Freshwater ostracods are potentially useful for environmental monitoring and, since their calcified valves may be preserved in lake sediments, are also valuable in palaeolimnological studies of environmental pollution such as eutrophication and surface water acidification. To establish a data-base of ostracod ecology, biannual survey work in 1989-1990 was performed in 75 lakes and tarns of a wide range of physico-chemical characteristics in the Lake District in Cumbria, ranging from large eutrophic lakes such as Windermere and Ullswater to tiny, upland acidic tarns. pH ranged from 4.3 (Black Pool) to 8.0 (Browns Tarn). Littoral margin samples were taken from all 75 sites and yielded 31 ostracod species, of which 8 were new to the Lake District fauna. The collection of multiple littoral samples from two sites demonstrated that a single sample produced an adequate faunal representation if it encompassed a variety of microhabitats.

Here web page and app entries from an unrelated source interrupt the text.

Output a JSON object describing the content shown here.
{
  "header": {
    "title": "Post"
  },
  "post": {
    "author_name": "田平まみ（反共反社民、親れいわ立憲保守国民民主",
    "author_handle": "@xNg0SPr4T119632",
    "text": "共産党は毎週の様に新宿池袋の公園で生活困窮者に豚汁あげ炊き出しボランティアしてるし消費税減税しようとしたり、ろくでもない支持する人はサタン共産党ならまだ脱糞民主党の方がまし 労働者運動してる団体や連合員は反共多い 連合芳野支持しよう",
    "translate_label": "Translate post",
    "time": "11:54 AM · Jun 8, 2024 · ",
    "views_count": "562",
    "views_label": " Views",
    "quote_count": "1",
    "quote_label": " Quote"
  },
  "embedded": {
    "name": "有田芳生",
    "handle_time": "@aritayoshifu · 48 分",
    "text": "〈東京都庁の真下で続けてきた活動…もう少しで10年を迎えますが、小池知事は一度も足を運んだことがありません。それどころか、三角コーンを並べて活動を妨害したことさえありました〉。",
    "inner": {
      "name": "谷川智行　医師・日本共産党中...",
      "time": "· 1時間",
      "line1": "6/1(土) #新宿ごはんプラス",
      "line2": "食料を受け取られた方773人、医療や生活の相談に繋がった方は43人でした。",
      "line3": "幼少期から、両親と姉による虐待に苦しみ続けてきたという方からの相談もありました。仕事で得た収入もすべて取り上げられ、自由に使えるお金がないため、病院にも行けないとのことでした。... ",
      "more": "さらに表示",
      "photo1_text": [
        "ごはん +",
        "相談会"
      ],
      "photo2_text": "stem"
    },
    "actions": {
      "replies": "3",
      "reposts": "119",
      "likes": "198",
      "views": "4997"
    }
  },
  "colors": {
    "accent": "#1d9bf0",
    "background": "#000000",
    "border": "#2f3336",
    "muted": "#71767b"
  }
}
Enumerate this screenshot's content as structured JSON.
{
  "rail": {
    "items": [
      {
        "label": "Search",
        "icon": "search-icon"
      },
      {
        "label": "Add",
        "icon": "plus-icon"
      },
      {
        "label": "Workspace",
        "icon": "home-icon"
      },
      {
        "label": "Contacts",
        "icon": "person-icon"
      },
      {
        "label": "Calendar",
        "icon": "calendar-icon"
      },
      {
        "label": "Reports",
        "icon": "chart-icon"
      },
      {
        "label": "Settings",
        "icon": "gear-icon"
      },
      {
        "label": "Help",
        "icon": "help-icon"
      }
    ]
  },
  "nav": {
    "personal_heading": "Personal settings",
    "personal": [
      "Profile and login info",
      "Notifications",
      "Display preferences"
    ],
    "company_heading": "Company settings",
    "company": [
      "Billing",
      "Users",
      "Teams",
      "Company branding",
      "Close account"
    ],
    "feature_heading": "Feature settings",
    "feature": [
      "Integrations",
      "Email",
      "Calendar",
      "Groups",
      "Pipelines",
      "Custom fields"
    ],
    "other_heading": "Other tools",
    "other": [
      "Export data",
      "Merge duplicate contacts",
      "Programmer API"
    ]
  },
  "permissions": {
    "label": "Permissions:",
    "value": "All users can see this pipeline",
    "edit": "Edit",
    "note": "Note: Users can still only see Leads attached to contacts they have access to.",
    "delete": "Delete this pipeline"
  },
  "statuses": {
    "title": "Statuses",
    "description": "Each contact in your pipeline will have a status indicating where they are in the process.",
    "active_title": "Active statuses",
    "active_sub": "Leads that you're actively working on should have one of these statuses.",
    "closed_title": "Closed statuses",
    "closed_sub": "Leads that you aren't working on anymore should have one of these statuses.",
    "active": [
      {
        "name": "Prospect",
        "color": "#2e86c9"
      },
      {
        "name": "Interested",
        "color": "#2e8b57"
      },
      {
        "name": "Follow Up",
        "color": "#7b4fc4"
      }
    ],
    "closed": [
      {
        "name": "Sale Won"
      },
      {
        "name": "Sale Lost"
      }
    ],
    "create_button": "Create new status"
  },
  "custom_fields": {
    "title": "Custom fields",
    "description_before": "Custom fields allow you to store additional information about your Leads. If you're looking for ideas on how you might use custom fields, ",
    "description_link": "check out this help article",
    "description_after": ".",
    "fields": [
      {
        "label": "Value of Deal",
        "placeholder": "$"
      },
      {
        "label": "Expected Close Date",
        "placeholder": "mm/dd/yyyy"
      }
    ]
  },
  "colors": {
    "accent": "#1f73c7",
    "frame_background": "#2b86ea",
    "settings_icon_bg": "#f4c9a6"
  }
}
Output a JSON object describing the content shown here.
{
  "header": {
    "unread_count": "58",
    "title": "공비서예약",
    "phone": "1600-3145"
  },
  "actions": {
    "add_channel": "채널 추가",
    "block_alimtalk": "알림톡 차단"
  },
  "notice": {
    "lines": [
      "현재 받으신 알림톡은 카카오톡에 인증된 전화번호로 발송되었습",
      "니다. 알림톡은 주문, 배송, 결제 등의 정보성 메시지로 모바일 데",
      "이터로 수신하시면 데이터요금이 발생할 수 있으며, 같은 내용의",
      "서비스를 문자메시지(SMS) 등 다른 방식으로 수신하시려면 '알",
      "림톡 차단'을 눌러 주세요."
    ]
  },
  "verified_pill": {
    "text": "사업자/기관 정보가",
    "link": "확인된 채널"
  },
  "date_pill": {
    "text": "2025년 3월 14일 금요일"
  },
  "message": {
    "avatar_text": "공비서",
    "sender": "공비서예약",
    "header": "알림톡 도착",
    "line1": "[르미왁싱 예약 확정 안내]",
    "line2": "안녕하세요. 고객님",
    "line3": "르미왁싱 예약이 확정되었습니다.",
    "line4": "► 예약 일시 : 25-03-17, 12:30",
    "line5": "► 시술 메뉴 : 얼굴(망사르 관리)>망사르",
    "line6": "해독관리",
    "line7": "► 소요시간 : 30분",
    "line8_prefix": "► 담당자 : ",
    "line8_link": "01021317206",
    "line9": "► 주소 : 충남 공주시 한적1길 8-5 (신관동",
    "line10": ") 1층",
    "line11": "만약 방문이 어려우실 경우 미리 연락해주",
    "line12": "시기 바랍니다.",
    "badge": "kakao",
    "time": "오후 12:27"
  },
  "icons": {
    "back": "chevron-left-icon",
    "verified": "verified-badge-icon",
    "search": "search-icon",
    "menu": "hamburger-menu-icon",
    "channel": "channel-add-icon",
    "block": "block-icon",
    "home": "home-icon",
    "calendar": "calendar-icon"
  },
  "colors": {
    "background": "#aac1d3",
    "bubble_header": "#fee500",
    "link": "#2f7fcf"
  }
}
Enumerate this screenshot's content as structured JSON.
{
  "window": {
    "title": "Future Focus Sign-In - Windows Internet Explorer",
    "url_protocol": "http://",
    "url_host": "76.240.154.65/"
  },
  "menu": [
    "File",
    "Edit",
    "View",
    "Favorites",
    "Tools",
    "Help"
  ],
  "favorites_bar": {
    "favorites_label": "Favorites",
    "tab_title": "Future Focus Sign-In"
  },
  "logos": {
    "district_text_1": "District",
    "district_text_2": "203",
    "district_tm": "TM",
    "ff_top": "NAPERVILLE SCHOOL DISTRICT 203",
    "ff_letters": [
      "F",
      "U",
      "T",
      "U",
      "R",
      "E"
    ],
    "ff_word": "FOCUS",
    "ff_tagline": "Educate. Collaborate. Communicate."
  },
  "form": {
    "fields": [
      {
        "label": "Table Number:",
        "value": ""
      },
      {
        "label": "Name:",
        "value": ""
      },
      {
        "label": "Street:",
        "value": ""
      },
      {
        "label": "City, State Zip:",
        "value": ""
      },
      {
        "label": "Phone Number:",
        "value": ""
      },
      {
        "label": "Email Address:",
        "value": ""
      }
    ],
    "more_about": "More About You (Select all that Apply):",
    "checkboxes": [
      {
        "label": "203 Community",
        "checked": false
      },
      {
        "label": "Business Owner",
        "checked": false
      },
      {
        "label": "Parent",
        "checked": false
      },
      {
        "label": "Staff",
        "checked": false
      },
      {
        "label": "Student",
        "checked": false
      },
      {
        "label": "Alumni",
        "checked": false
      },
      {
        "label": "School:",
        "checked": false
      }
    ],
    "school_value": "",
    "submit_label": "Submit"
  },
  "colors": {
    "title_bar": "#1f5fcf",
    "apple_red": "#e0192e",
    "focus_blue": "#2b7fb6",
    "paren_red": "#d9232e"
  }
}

Statistical analysis, incorporating a multistage, multivariate technique, has shown that 18 species make up over 99% of the data set, and that 5 species, Cvpria ophthalmica, Cvclocypris ovum. Metacvpris cordata. Candona Candida and Cvpridopsis vidua. dominate the community in 71% of the sites containing ostracods, forming eight distinct assemblage groups. No ostracods were found in 13 of the 75 sites, 11 of which were acidic, having a pH of below 5.7. Equations were derived to predict both species distribution and diversity. Important predictors of community structures were shown to be pH, [Ca] 2+ , [Mg] 2+ , substrate, lake size and altitude. The equations were tested by further sampling of additional sites in the Lake District. Predictions of total species number and density generally provided an excellent fit to the observed data, although individual species predictions were poorer, especially in alkaline conditions. Substrate was not included in the analysis, due to quantitative difficulties, but this factor must be included in future predictive models as it was shown to be an important parameter in determining distribution. Deep-water sampling was carried out in 6 lakes. 10 species were collected, including Candona necrlecta, which was absent in the littoral samples. 9 species contributed to over 99% of the data set, and 2, Cypria ophthalmica and Candona Candida dominated the community in 75% of the sites containing ostracods. Community structure was predominantly determined by water depth (together with the associated temperature effect) and substrate. The sex ratio of Cyclocvpris ovum was shown be biased towards the female only at high alkalinities. Other species had sex ratios biased towards the male or female, the values independent of water quality. Large, swimming ostracod species were absent in sites containing fish. A series of laboratory experiments using three species of Ostracoda, (Cvpria ophthalmica. Cvpricercus fuscatus. and Eucvpris virens), and a predator (Gasterosteus aculeatus) correlated increasing ostracod size with an increased rate of predation, suggesting that predation could limit ostracod distribution. From the results of principal component analysis, it was concluded that the main characteristics that chemically differentiate the sites are calcium, magnesium, hydrogen and sodium ion concentrations. Toxicity tests were used to expose selected species to a wide range of calcium, magnesium, sodium and aluminium concentrations, at both neutral and acidic pH levels. Aluminium was selected as it has been highlighted as a major factor in the toxicity of acid waters. All species tolerated a wider spectrum of ionic concentrations than those in which they were recorded in the field, although the order of species survival in the experiments was similar to that found in the Lake District. It is suggested that whilst adult Ostracoda do not suffer from the acute toxicity of pH or aluminium, they may be unable to successfully reproduce in harsh environmental conditions. The waters of the English Lake District are not particularly species-rich due primarily to low alkalinity and low levels of dissolved cations, but also because they are cold. Only in small, ion-enriched pools is ostracod density sufficiently high to warrant their consideration as important detritivorous contributors in the cycling of nutrients. The Lake District fauna is compared with those recorded in other parts of Britain and Europe.